I have seen a boat load of lip shapes in my days. And, I haven’t found any yet I can’t teach to play that flute.
Some students start to do funny things with their lips once they begin playing the flute. They will stretch them to one side or the other – or sometimes both hoping to get a better sound. This makes the student have dimples all over and appear as if they are “smiling” while they play. This is actually a completely NOT desired playing position. About that smile…
Some students start to do funny things with their lips.
By stretching the face in a smiling position, the embouchure (whole lip area) is pulling at the apature. Those are big words, so I’ll just explain it in easy English.
1. If you smile while you are playing, the center of your lips will actually be “pulled” off the area it needs to stay on.
2. Also, if your lips are pulled to the sides they don’t have nearly as much control in the middle right where you need it.
3. Your pitch will be sharper than it would be if you were relaxed.
4. If you played with a “smile” for too many days, weeks, months, years, etc. you would indeed end up with a nasty thing called Temporal Mandibular Jaw Disfunction. (TMJ for short) It’s not something you want.

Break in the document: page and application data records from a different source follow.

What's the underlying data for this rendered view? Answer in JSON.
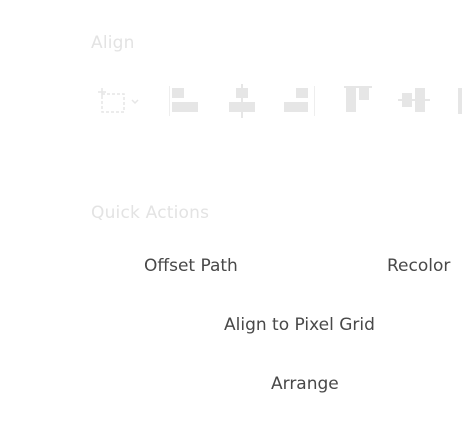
{
  "align": {
    "title": "Align",
    "icons": [
      "align-to-selection-icon",
      "horizontal-align-left-icon",
      "horizontal-align-center-icon",
      "horizontal-align-right-icon",
      "vertical-align-top-icon",
      "vertical-align-center-icon",
      "vertical-align-bottom-icon"
    ]
  },
  "quick_actions": {
    "title": "Quick Actions",
    "offset_path": "Offset Path",
    "recolor": "Recolor",
    "align_pixel_grid": "Align to Pixel Grid",
    "arrange": "Arrange"
  },
  "colors": {
    "disabled": "#e3e3e3",
    "text": "#484848",
    "background": "#ffffff"
  }
}
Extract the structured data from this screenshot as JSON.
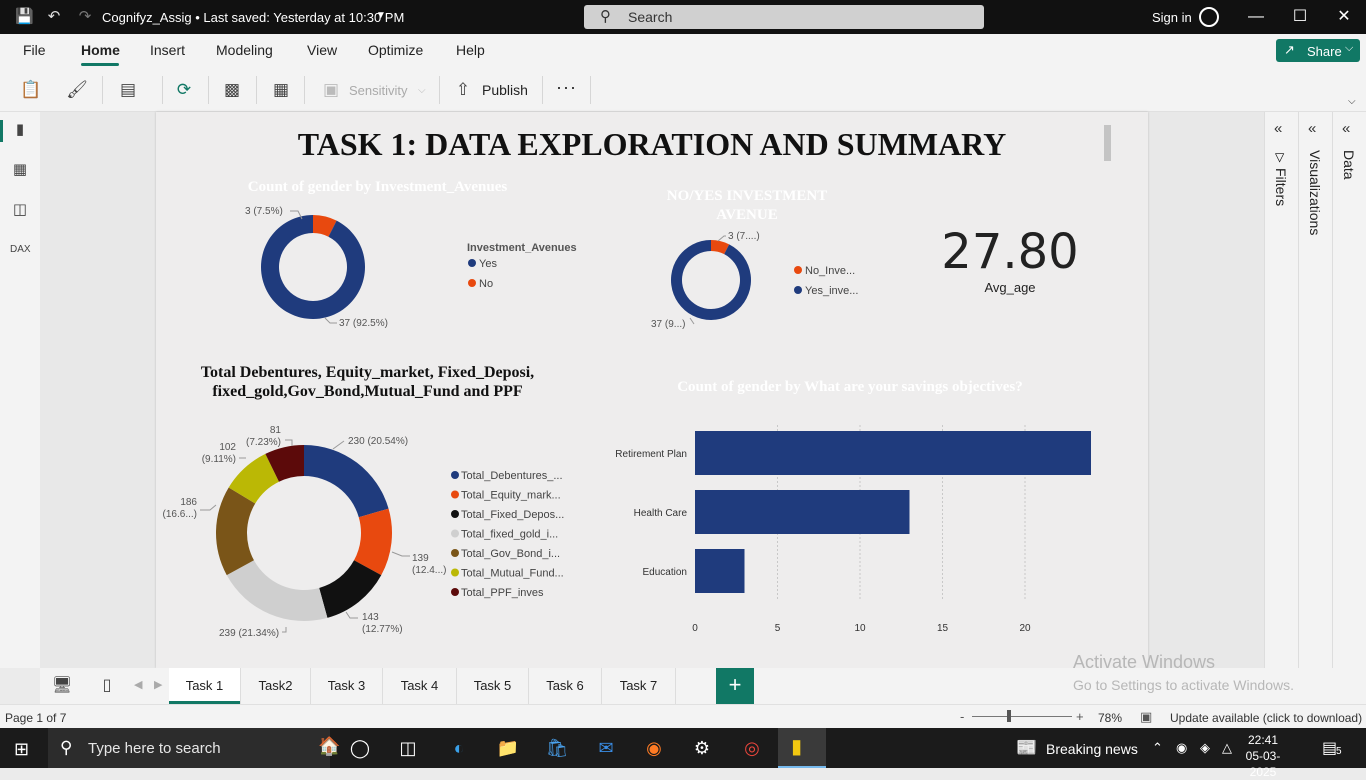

It hurts much like a tennis elbow does.
Watch carefully for my best hints and tips on finding your best tone with your best face.
1 thought on “Careful About That Smile”
I am currently on a gap year but will be studying a BMUS undergraduate flute course with scholarship in London. Recently my teacher has picked out that I have the “smiley embouchure” and wants me to try to relax. I can do this but because my lips are quite big, I find that the sound ends up not being as good and the air pressure is then harder to maintain. I am finding this quite frustrating and have done lots of research, including watching your YouTube video- I was just wondering if there any tips or advice that you could give me to help shape a better embouchure?